Data about app and page elements
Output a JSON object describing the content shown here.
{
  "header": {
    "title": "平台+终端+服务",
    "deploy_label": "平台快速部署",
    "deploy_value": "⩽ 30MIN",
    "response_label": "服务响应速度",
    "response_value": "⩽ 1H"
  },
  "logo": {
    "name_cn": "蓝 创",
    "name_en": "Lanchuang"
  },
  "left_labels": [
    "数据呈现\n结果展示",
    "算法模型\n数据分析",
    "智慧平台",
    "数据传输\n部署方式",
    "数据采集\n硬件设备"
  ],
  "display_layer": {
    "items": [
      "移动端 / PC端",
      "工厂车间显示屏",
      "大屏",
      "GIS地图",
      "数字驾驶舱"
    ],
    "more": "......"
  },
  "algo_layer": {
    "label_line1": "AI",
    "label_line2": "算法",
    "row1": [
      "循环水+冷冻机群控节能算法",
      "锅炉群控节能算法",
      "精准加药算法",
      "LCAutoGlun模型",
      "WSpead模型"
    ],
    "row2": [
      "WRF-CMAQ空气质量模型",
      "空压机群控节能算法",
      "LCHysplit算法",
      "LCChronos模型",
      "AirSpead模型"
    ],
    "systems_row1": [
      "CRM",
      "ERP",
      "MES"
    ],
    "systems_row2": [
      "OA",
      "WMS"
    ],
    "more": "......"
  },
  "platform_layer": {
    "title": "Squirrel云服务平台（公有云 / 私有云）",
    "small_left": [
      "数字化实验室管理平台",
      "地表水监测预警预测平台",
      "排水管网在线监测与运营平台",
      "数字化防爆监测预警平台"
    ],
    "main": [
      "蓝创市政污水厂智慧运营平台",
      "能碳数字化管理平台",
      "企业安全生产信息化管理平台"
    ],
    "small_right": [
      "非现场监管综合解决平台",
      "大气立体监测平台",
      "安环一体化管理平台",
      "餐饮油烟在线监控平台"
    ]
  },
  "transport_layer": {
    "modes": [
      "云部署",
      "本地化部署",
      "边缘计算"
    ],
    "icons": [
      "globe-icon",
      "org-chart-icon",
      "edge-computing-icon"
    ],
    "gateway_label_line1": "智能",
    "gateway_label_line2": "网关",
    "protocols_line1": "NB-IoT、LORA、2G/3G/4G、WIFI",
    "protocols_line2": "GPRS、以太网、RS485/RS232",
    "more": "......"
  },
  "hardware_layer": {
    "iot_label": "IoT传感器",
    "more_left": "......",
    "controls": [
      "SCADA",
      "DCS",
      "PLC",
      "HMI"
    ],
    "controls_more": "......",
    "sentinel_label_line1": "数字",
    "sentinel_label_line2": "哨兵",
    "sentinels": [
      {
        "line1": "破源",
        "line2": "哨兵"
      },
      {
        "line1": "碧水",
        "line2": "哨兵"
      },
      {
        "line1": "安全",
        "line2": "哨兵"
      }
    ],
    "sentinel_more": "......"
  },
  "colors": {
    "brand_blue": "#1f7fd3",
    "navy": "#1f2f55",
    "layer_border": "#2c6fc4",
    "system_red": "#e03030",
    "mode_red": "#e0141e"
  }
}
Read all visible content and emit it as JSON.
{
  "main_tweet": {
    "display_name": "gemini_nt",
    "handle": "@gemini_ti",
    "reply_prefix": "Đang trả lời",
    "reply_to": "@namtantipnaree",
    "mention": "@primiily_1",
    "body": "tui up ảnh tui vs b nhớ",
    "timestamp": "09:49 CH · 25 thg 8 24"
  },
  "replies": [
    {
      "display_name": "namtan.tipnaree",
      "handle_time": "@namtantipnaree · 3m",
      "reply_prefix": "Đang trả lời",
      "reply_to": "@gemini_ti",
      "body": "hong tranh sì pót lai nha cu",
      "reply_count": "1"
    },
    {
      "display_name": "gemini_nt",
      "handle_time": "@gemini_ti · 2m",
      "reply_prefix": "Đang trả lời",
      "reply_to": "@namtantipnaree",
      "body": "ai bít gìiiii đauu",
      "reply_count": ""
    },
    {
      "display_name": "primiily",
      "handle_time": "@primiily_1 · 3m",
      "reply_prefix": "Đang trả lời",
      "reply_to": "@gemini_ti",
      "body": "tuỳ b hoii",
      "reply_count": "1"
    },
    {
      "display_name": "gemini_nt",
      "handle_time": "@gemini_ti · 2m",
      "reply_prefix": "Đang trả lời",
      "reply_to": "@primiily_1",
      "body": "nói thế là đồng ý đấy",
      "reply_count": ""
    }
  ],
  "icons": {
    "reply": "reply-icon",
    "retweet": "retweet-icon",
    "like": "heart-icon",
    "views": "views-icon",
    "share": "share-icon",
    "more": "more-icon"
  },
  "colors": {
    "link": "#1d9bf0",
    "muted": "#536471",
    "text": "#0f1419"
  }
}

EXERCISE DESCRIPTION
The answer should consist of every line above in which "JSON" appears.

EXERCISE OUTPUT
Output a JSON object describing the content shown here.
Read all visible content and emit it as JSON.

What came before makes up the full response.